To mark their 200th anniversary, iconic British brand Royal Doulton, have launched six new collections that bring together influences from urban street art to historical British events. We took a sneak peek at each collection and chatted to the designers about their inspiration, their design process and why they’re just a little excited about being part of the Royal Doulton 200 Years Collection!
As one of the most successful and recognisable collections in the Royal Doulton portfolio, the aptly named 1815 proudly marks 200 years of ceramic tableware and interior pieces. “The story of 1815 is a great one as many of the aesthetics were developed after researching past techniques from Royal Doulton,” explains Royal Doulton designer Dik Delaney. “Key characteristics such as the dipped glazes give each piece a slightly different finish.”
Internationally renowned street artist Pure Evil (Charles Uzzell-Edwards) has built his global fan base by creating masterpieces for the public to enjoy.
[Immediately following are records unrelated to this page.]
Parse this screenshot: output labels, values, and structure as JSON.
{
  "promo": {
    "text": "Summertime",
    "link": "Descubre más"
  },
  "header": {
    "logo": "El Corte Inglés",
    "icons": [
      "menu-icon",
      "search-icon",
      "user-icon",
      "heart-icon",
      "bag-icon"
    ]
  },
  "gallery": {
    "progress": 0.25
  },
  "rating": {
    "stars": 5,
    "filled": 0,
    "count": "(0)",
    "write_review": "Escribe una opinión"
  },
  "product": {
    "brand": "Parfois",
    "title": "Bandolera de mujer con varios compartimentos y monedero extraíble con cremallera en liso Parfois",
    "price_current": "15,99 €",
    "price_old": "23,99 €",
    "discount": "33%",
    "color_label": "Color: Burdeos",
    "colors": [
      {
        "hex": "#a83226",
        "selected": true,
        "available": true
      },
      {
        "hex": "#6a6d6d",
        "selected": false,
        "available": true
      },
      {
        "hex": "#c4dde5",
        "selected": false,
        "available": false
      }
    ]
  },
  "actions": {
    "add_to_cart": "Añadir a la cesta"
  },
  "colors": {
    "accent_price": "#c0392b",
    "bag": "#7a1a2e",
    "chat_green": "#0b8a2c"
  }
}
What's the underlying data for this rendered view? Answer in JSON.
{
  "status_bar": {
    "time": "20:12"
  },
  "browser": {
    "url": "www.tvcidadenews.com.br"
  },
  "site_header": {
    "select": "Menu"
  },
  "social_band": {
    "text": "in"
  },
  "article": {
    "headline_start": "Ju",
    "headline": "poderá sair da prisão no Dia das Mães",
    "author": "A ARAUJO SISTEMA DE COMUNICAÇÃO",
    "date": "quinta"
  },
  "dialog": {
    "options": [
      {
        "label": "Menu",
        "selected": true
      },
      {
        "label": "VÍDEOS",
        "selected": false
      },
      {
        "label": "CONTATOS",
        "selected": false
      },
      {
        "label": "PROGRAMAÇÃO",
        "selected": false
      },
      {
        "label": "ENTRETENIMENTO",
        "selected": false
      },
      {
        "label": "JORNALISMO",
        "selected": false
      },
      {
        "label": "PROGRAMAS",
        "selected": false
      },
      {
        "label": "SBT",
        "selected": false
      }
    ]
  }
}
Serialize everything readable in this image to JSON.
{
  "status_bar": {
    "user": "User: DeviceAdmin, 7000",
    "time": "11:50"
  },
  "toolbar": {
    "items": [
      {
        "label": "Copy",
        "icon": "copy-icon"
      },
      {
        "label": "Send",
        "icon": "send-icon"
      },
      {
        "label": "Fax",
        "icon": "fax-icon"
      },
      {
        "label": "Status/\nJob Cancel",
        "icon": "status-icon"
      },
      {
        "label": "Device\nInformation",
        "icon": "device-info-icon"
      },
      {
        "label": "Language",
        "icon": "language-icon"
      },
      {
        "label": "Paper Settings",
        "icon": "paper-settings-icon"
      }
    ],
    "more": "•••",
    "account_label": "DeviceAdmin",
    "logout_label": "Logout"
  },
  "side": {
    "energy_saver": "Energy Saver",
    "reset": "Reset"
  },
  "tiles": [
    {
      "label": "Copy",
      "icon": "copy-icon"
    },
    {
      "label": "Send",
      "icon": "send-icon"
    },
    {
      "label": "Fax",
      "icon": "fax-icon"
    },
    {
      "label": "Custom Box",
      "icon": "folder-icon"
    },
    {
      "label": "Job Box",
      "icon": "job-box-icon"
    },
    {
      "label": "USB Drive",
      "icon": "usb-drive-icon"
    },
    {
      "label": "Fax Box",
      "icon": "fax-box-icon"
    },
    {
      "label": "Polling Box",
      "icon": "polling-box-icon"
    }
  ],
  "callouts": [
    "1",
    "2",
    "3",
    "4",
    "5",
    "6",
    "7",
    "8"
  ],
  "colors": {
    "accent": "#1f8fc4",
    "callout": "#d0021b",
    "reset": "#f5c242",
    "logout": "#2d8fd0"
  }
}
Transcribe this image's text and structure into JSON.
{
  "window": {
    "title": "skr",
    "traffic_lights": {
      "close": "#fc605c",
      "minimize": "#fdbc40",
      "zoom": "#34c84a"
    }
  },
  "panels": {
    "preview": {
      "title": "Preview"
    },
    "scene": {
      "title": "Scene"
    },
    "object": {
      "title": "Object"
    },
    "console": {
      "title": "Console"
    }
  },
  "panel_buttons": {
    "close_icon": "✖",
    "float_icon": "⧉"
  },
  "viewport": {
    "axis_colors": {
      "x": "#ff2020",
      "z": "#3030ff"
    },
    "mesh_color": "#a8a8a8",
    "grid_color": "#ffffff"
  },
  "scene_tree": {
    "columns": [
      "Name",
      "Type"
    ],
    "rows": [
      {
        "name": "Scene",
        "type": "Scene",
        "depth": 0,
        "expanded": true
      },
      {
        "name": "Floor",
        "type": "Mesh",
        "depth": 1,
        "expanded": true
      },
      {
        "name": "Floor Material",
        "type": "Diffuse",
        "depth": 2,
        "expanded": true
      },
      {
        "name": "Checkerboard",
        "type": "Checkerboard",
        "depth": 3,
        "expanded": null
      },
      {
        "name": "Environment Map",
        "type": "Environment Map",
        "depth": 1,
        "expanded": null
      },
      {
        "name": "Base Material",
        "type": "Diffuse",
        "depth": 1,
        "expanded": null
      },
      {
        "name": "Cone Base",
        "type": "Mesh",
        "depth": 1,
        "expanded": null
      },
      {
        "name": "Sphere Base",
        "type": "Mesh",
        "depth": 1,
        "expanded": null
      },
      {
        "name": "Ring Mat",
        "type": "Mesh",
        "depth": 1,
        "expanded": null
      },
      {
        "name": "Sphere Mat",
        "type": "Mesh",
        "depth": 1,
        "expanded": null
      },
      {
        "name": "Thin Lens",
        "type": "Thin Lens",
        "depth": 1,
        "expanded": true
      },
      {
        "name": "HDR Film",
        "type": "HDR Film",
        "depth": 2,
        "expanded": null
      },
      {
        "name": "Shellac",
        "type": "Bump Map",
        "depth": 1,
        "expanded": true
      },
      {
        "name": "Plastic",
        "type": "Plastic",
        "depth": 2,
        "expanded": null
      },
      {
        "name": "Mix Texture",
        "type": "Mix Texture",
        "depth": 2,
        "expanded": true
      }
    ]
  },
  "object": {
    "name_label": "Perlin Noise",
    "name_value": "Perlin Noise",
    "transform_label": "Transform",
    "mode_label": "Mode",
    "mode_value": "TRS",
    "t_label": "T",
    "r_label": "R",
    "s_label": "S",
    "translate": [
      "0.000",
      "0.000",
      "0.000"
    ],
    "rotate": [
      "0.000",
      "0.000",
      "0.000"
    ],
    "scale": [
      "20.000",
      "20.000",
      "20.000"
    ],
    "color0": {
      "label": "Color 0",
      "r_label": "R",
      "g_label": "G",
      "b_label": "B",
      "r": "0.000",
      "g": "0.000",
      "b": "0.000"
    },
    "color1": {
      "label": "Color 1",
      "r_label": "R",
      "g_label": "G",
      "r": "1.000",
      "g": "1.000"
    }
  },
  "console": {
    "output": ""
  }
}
Pure Evil’s sinister, yet oddly cute, three-legged bunnies come to life as 3D figurines, all finished in a distinctive pattern, including blue spots, gold or black and blue camo print. “I like how Royal Doulton have embraced street art culture,” says Pure Evil. “I think they get it and realise what a significant art movement it is. They’re not just jumping on a short-lived trend, I think it comes from a real love and appreciation of the art movement that Nick Walker and I are privileged to be standard bearers for.”
Street artist Nick Walker gained recognition for introducing stencilled street art to Bristol in the early 1980s. Now, through state of the art 3D scanning and printing technology his signature character, the bowler-hatted vandal, has been brought to life in ceramic form. “We did the scanning with me holding the tin of paint dressed as the vandal,” says Nick. “It was an interesting process and super quick. I can see why it’s being used by Royal Doulton. With 3D scanning pretty much anything can be realised!”
Successful homewares designer Charlene Mullen has worked closely with Royal Doulton for her popular tableware collection, London Calling. For the 200th anniversary, Charlene built on this well-known core collection, creating a centrepiece consisting of storage and serve items in a bold ‘city- scape’, aptly named Little London. “I began working with Royal Doulton in January 2013 and the time has flown by,” explains Charlene. “It is definitely a collaboration as this is my first time working with ceramics. My business is pattern and Royal Doulton’s design team really know how to transfer this onto ceramics.”
Barber & Osgerby
An exciting new partnership with highly acclaimed designers Barber & Osgerby, the striking debut collection Olio, features tableware, serveware and cutlery. It combines Royal Doulton’s heritage and experience with Barber & Osgerby’s renowned design aesthetic. “Olio is an incredibly ambitious collection of tableware pieces that are designed for everyday use,” says Jay Osgerby (one half of Barber & Osgerby). “The range is built from a combination of materials and surface finishes: ceramics, wood, stainless steel, different clays, glazed and unglazed elements.”
Working across all design disciplines from housing and interiors, to graphics and product design, the new HemingwayDesign collection sees the focus fall solely on ceramics. Statement vases make up a large part of the collection, alongside smaller items such as decorative storage jars, tealight holders and mini jugs. “Royal Doulton are open to collaborations which allow for varied collections and different aesthetics,” explains HemingwayDesign co-founder Tilly Hemingway. “They are not stuck in their ways!”